- TASK INSTRUCTIONS: Every line that contains the word "阅读日本书系" is to be copied from the listing.

- SUPPLIED DATA:
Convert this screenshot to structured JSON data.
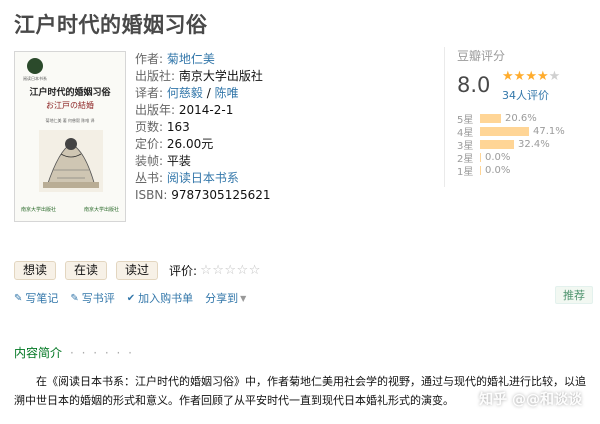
{
  "book": {
    "title": "江户时代的婚姻习俗"
  },
  "cover": {
    "series_badge": "阅读日本书系",
    "title": "江户时代的婚姻习俗",
    "subtitle": "お江戸の結婚",
    "authors": "菊地仁美 著  何慈毅 陈唯 译",
    "publisher_left": "南京大学出版社",
    "publisher_right": "南京大学出版社"
  },
  "info": {
    "author_label": "作者:",
    "author": "菊地仁美",
    "publisher_label": "出版社:",
    "publisher": "南京大学出版社",
    "translator_label": "译者:",
    "translator_1": "何慈毅",
    "translator_sep": " / ",
    "translator_2": "陈唯",
    "pubdate_label": "出版年:",
    "pubdate": "2014-2-1",
    "pages_label": "页数:",
    "pages": "163",
    "price_label": "定价:",
    "price": "26.00元",
    "binding_label": "装帧:",
    "binding": "平装",
    "series_label": "丛书:",
    "series": "阅读日本书系",
    "isbn_label": "ISBN:",
    "isbn": "9787305125621"
  },
  "rating": {
    "header": "豆瓣评分",
    "score": "8.0",
    "stars_filled": 4,
    "count": "34人评价",
    "bar_color": "#ffd596",
    "distribution": [
      {
        "label": "5星",
        "pct": 20.6,
        "text": "20.6%"
      },
      {
        "label": "4星",
        "pct": 47.1,
        "text": "47.1%"
      },
      {
        "label": "3星",
        "pct": 32.4,
        "text": "32.4%"
      },
      {
        "label": "2星",
        "pct": 0.0,
        "text": "0.0%"
      },
      {
        "label": "1星",
        "pct": 0.0,
        "text": "0.0%"
      }
    ]
  },
  "actions": {
    "want": "想读",
    "reading": "在读",
    "read": "读过",
    "rate_label": "评价:",
    "rate_stars": "☆☆☆☆☆"
  },
  "ops": {
    "write_note": "写笔记",
    "write_review": "写书评",
    "add_cart": "加入购书单",
    "share": "分享到",
    "recommend": "推荐"
  },
  "section": {
    "intro_title": "内容简介",
    "dots": "· · · · · ·",
    "intro_text": "在《阅读日本书系：江户时代的婚姻习俗》中，作者菊地仁美用社会学的视野，通过与现代的婚礼进行比较，以追溯中世日本的婚姻的形式和意义。作者回顾了从平安时代一直到现代日本婚礼形式的演变。"
  },
  "watermark": {
    "text": "知乎 @@和谈谈"
  }
}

- RESPONSE TO THE TASK:
    "series_badge": "阅读日本书系",
    "series": "阅读日本书系",
    "intro_text": "在《阅读日本书系：江户时代的婚姻习俗》中，作者菊地仁美用社会学的视野，通过与现代的婚礼进行比较，以追溯中世日本的婚姻的形式和意义。作者回顾了从平安时代一直到现代日本婚礼形式的演变。"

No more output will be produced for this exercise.